Pulmonary vein (PV) isolation has disappointing results in patients with obesity, heart failure, obstructive sleep apnea (OSA) and enlarged left atria (LA), for unclear reasons. We hypothesized that these comorbidities may cause higher numbers or non-PV locations of atrial fibrillation (AF) sources, where targeted source ablation (focal impulse and rotor modulation [FIRM]) should improve the single-procedure success of ablation.The Conventional Ablation of AF With or Without Focal Impulse and Rotor Modulation (CONFIRM) trial prospectively enrolled 92 patients at 107 AF ablation procedures, in whom computational mapping identified AF rotors or focal sources.

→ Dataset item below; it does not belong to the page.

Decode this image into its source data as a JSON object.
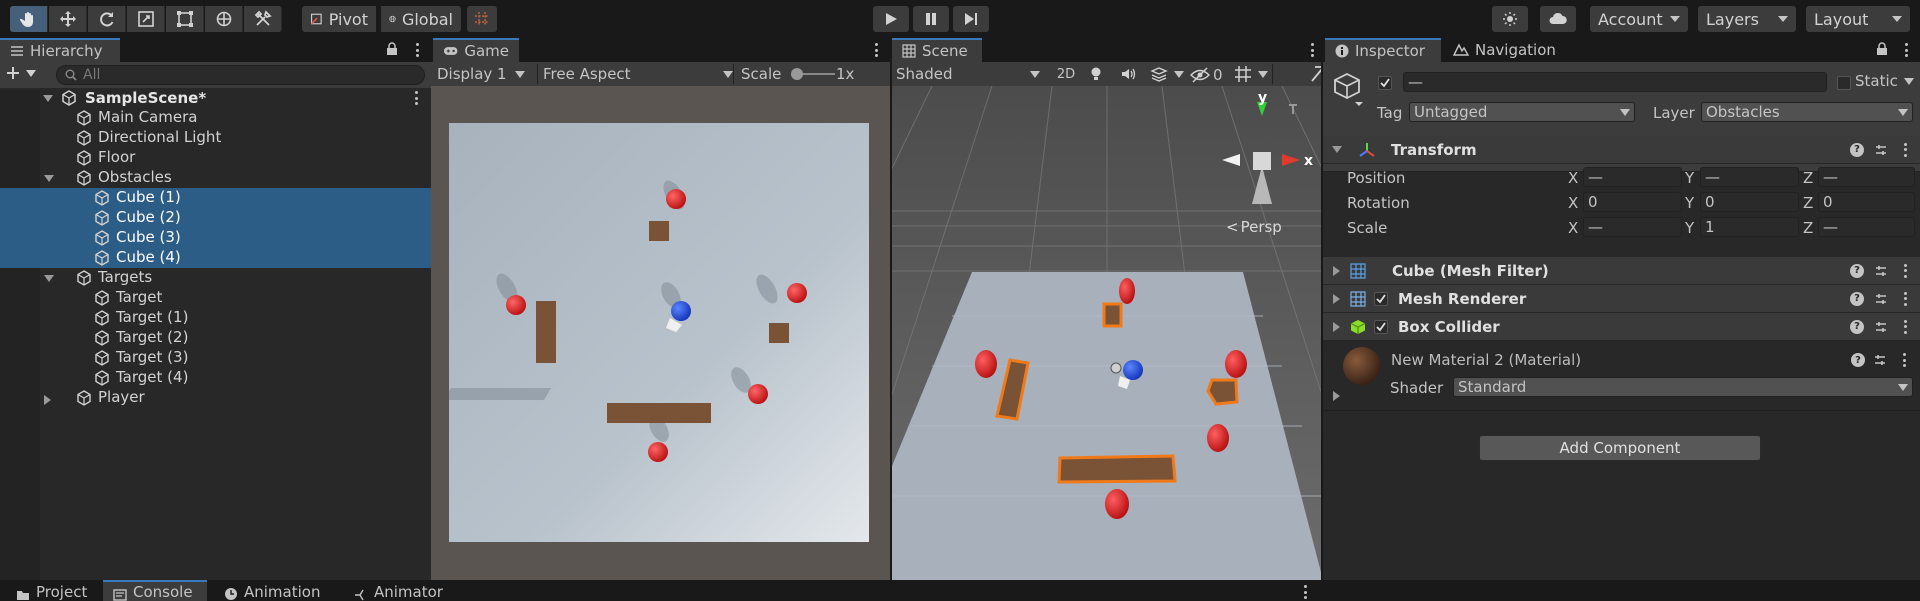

Patients underwent FIRM plus conventional ablation (FIRM-guided), or conventional ablation only, and were evaluated for recurrent AF quarterly with rigourous, often implanted, monitoring. We report the n = 73 patients undergoing first ablation in whom demographic information was available (n = 52 conventional, n = 21 FIRM-guided).Stable sources for AF were found in 97.1% of patients. The numbers of concurrent sources per patient (2.1 ± 1.1) rose with LA diameter (P = 0.021), lower left ventricular ejection fraction (P = 0.039), and the presence of OSA (P = 0.002) or hypomagnesemia (P = 0.017). Right atrial sources were associated with obesity (body mass index = 30; P = 0.015). In patients with obesity, hypertension, OSA, and LA diameter > 40 mm, single-procedure freedom from AF was > 80% when FIRM-guided was used vs. < 50% when conventional ablation was used (all; P < 0.05).Patients with "difficult to treat" AF exhibit more concurrent AF sources in more widespread biatrial distributions than other patients. These mechanisms explain the disappointing results of PV isolation, and how FIRM can identify patient-specific AF sources to enable successful ablation in this population.
View details for DOI 10.1016/j.cjca.2013.07.672
View details for Web of Science ID 000324858700011
View details for PubMedID 23993247